OK, you’ve now begun to break those resolutions you made last Thursday midnight. Some you’ve forgotten. Some you wish you’d never made. Some you will make again 361 days hence.
That’s the good thing about New Year’s Eve: it comes round once a year. You get another go.
Here are 13 other resolutions that might have been made on Thursday — or might not.
Resolution one: Bill English’s Infrastructure Advisory Board might have resolved to urge him quickly to build hundreds of passing lanes on main roads, a cheap way to lower frustration and reduce the attraction of dangerous overtaking.
Resolution two: The Australian government might have resolved to respect science and the free trade agreement and New Zealand and let its citizens eat our apples.
Resolution three: Business and life coaches might have resolved to notice that people cannot live beyond their capacity — “if you can dream it, you can do it” makes me an All Black — and that for most simplistic homilies there is an opposite: a black spot on a white sheet of paper does indeed attract the eye (a consulting whizz’s metaphor for pessimism) but so, too, does a white spot on a black sheet attract the eye (so are we optimists, after all?).
Resolution four: Tax lawyers might have resolved there is a more worthy life than helping big banks and the smart set diddle other folk who pay their fair share.
Resolution five: Grandees in the commentariat might have resolved to apply the “never say never” lesson I was taught after telling a meeting 25 years ago I thought Jim Bolger would not become Prime Minister.
Christian Kerr in the Australian Spectator on August 1 last year: “Why Tony Abbott will never lead the Liberals.” Martin Wolf in the Financial Times on June 26, 2007, weeks before the financial wizards’ magic potions went toxic: the possibility of huge calamities generated by world financial markets “looks remote”. Anatole Kaletsky in The Times on January 14, 2008, days before the United States Federal Reserve Board started panicky interest rate cuts: “The global credit crisis is now almost over… There will be no United States recession.” (To be fair, he did eat sort-of-humble pie at the end of 2008.)
Resolution six: Rescuers of the planet might have resolved to like people as much as plants and animals and to turn “do” into a bigger word than “don’t”.
Resolution seven: The Meteorological Service might have resolved to stop the sun doing odd things.

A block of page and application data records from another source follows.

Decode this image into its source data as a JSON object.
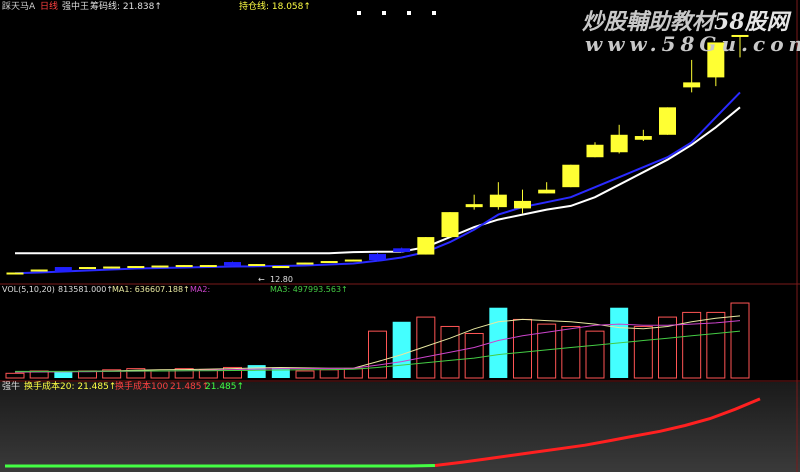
{
  "watermark": {
    "line1_left": "炒股輔助教材",
    "line1_right": "58股网",
    "line2": "www.58Gu.com"
  },
  "colors": {
    "background": "#000000",
    "bull_candle": "#ffff33",
    "bear_candle": "#2020ff",
    "ma_blue": "#2a2aff",
    "ma_white": "#ffffff",
    "panel_border": "#7a1a1a",
    "vol_up": "#ff5555",
    "vol_down": "#44ffff",
    "vol_ma1": "#e8e8a0",
    "vol_ma2": "#cc44cc",
    "vol_ma3": "#44cc44",
    "turnover_red": "#ff2020",
    "turnover_green": "#44ff44"
  },
  "price_header": [
    {
      "text": "踩天马A",
      "color": "#cccccc"
    },
    {
      "text": "日线",
      "color": "#ff4040"
    },
    {
      "text": "强中王",
      "color": "#dddddd"
    },
    {
      "text": "筹码线: 21.838↑",
      "color": "#e0e0e0"
    },
    {
      "text": "",
      "color": "#2a2aff"
    },
    {
      "text": "持仓线: 18.058↑",
      "color": "#ffff44"
    }
  ],
  "volume_header": [
    {
      "text": "VOL(5,10,20)",
      "color": "#dddddd"
    },
    {
      "text": "813581.000↑",
      "color": "#dddddd"
    },
    {
      "text": "MA1: 636607.188↑",
      "color": "#e8e8a0"
    },
    {
      "text": "MA2:",
      "color": "#cc44cc"
    },
    {
      "text": "MA3: 497993.563↑",
      "color": "#44cc44"
    }
  ],
  "turnover_header": [
    {
      "text": "强牛",
      "color": "#dddddd"
    },
    {
      "text": "换手成本20: 21.485↑",
      "color": "#ffff44"
    },
    {
      "text": "换手成本100",
      "color": "#ff4040"
    },
    {
      "text": "21.485↑",
      "color": "#ff4040"
    },
    {
      "text": "21.485↑",
      "color": "#44ff44"
    }
  ],
  "chart_data": [
    {
      "type": "candlestick",
      "panel": "price",
      "low_label": "12.80",
      "candles": [
        {
          "o": 12.3,
          "c": 12.38,
          "h": 12.38,
          "l": 12.3
        },
        {
          "o": 12.42,
          "c": 12.5,
          "h": 12.5,
          "l": 12.42
        },
        {
          "o": 12.6,
          "c": 12.4,
          "h": 12.6,
          "l": 12.4
        },
        {
          "o": 12.52,
          "c": 12.6,
          "h": 12.6,
          "l": 12.52
        },
        {
          "o": 12.55,
          "c": 12.62,
          "h": 12.62,
          "l": 12.55
        },
        {
          "o": 12.58,
          "c": 12.64,
          "h": 12.64,
          "l": 12.58
        },
        {
          "o": 12.6,
          "c": 12.66,
          "h": 12.66,
          "l": 12.6
        },
        {
          "o": 12.62,
          "c": 12.68,
          "h": 12.68,
          "l": 12.62
        },
        {
          "o": 12.62,
          "c": 12.68,
          "h": 12.68,
          "l": 12.62
        },
        {
          "o": 12.8,
          "c": 12.66,
          "h": 12.82,
          "l": 12.64
        },
        {
          "o": 12.66,
          "c": 12.72,
          "h": 12.72,
          "l": 12.66
        },
        {
          "o": 12.58,
          "c": 12.64,
          "h": 12.64,
          "l": 12.58
        },
        {
          "o": 12.72,
          "c": 12.78,
          "h": 12.78,
          "l": 12.72
        },
        {
          "o": 12.78,
          "c": 12.84,
          "h": 12.84,
          "l": 12.78
        },
        {
          "o": 12.84,
          "c": 12.9,
          "h": 12.9,
          "l": 12.84
        },
        {
          "o": 13.12,
          "c": 12.88,
          "h": 13.16,
          "l": 12.82
        },
        {
          "o": 13.35,
          "c": 13.2,
          "h": 13.38,
          "l": 13.18
        },
        {
          "o": 13.1,
          "c": 13.8,
          "h": 13.8,
          "l": 13.1
        },
        {
          "o": 13.8,
          "c": 14.8,
          "h": 14.8,
          "l": 13.8
        },
        {
          "o": 15.0,
          "c": 15.12,
          "h": 15.5,
          "l": 14.9
        },
        {
          "o": 15.0,
          "c": 15.5,
          "h": 16.0,
          "l": 14.9
        },
        {
          "o": 14.95,
          "c": 15.25,
          "h": 15.7,
          "l": 14.75
        },
        {
          "o": 15.55,
          "c": 15.7,
          "h": 16.0,
          "l": 15.55
        },
        {
          "o": 15.8,
          "c": 16.7,
          "h": 16.7,
          "l": 15.8
        },
        {
          "o": 17.0,
          "c": 17.5,
          "h": 17.6,
          "l": 17.0
        },
        {
          "o": 17.2,
          "c": 17.9,
          "h": 18.3,
          "l": 17.15
        },
        {
          "o": 17.7,
          "c": 17.85,
          "h": 18.1,
          "l": 17.65
        },
        {
          "o": 17.9,
          "c": 19.0,
          "h": 19.0,
          "l": 17.9
        },
        {
          "o": 19.8,
          "c": 20.0,
          "h": 20.9,
          "l": 19.6
        },
        {
          "o": 20.2,
          "c": 21.6,
          "h": 21.6,
          "l": 19.85
        },
        {
          "o": 21.9,
          "c": 21.9,
          "h": 21.9,
          "l": 21.0
        }
      ],
      "ma_blue": [
        12.35,
        12.38,
        12.42,
        12.46,
        12.5,
        12.54,
        12.56,
        12.58,
        12.6,
        12.62,
        12.63,
        12.64,
        12.66,
        12.7,
        12.74,
        12.85,
        12.98,
        13.2,
        13.6,
        14.1,
        14.7,
        15.0,
        15.2,
        15.4,
        15.8,
        16.2,
        16.6,
        17.0,
        17.6,
        18.6,
        19.6
      ],
      "ma_white": [
        13.15,
        13.15,
        13.15,
        13.15,
        13.15,
        13.15,
        13.15,
        13.15,
        13.15,
        13.15,
        13.15,
        13.15,
        13.15,
        13.15,
        13.2,
        13.21,
        13.22,
        13.4,
        13.8,
        14.2,
        14.5,
        14.7,
        14.9,
        15.05,
        15.4,
        15.9,
        16.4,
        16.9,
        17.5,
        18.2,
        19.0
      ],
      "watermark_badges": [
        4
      ]
    },
    {
      "type": "bar",
      "panel": "volume",
      "values": [
        2,
        3,
        2.5,
        3,
        3.5,
        4,
        3,
        4,
        3.5,
        4.5,
        5.5,
        4.5,
        3,
        3.5,
        4,
        20,
        24,
        26,
        22,
        19,
        30,
        25,
        23,
        22,
        20,
        30,
        22,
        26,
        28,
        28,
        32
      ],
      "up": [
        true,
        true,
        false,
        true,
        true,
        true,
        true,
        true,
        true,
        true,
        false,
        false,
        true,
        true,
        true,
        true,
        false,
        true,
        true,
        true,
        false,
        true,
        true,
        true,
        true,
        false,
        true,
        true,
        true,
        true,
        true
      ],
      "ma1": [
        2.5,
        2.6,
        2.7,
        2.8,
        3.0,
        3.3,
        3.5,
        3.6,
        3.8,
        4.0,
        4.3,
        4.5,
        4.3,
        4.2,
        4.2,
        7.0,
        10.0,
        13.5,
        17.0,
        21.0,
        24.0,
        25.0,
        24.5,
        24.0,
        23.0,
        21.5,
        21.0,
        22.0,
        24.0,
        25.5,
        26.5
      ],
      "ma2": [
        2.6,
        2.6,
        2.7,
        2.7,
        2.8,
        2.9,
        3.0,
        3.1,
        3.3,
        3.5,
        3.8,
        4.0,
        4.0,
        4.1,
        4.2,
        5.5,
        7.0,
        9.0,
        11.0,
        13.0,
        16.0,
        18.0,
        19.5,
        21.0,
        22.5,
        23.0,
        22.5,
        22.5,
        23.0,
        23.5,
        24.5
      ],
      "ma3": [
        2.8,
        2.8,
        2.8,
        2.9,
        2.9,
        3.0,
        3.0,
        3.1,
        3.1,
        3.2,
        3.3,
        3.4,
        3.5,
        3.6,
        3.7,
        4.5,
        5.5,
        6.5,
        7.5,
        8.5,
        10.0,
        11.0,
        12.0,
        13.0,
        14.0,
        15.0,
        16.0,
        17.0,
        18.0,
        19.0,
        20.0
      ],
      "ylim": [
        0,
        35
      ]
    },
    {
      "type": "line",
      "panel": "turnover",
      "green_segment": [
        0,
        0,
        0,
        0,
        0,
        0,
        0,
        0,
        0,
        0,
        0,
        0,
        0,
        0,
        0,
        0,
        0,
        0.2
      ],
      "red_segment": [
        0.2,
        1.5,
        3,
        4.5,
        6,
        7.5,
        9,
        11,
        13,
        15,
        17.5,
        20.5,
        24.5,
        29
      ],
      "ylim": [
        0,
        32
      ]
    }
  ]
}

On December 2 its time for Wellington’s sunrise was two minutes later than on December 1 even though the earliest morning was still a week or so away. This made Wellingtonians’ longest day two to three minutes shorter than in 2008. That’s climate change, brought to you by the temperature readings authority. The service’s explanation: the sunrise and sunset times come from a World Clock and is calculated on latitude and longitude. So, did the World Clock suddenly go backwards and/or did longitude or latitude suddenly shift?
Resolution eight: The Transport Agency might have resolved to withdraw the rule which it appears, to judge by motorists’ behaviour, to have surreptitiously issued requiring drivers to speed up when they see an orange light at an intersection and drive on even if the light goes red. Meantime don’t fuss: the police don’t rigorously enforce the rule. You can still slow down and even stop on an orange light with little fear of a ticket.
Resolution nine: Business lobbies and organisations might have resolved to castigate bad businesses and directors who dupe or steal from decent investors. Capitalism is the worst economic system except for all the other economic systems but its practitioners might valuably defend it from its enemies within. The Stock Exchange might have resolved to lead the charge.
Resolution ten: Architecture schools might have resolved to discontinue the compulsory unit Ugliness 101 or at least to withdraw the optional units at levels 2, 3 and 4. There can be too much of a fine tradition. (Don’t mention leaky buildings.)
Resolution eleven: Restaurants might have resolved to relate their bring-your-own “corkage” sums to the labour involved and might also have resolved to call it “screwage”. Corks? There still are some: Te Whau’s fine Waiheke reds are a case in point (for aficionados, the double-pun is accidental).
Resolution twelve: Pollsters might have resolved to ask people what is going right for them instead of what “concerns” them.
Resolution thirteen: This country’s 4.33 million citizens and residents might have resolved to think ourselves luckier than almost every other nation, with our teeming water, abundant food supplies and producing capacity, abundant energy and resources, space, beauty and distance from tyranny and great country brand — and general tolerance and goodwill. Then we might have resolved to make the most of that luck and talk up our potential.
But those last two will have given a clue as to how to resolve to read this column.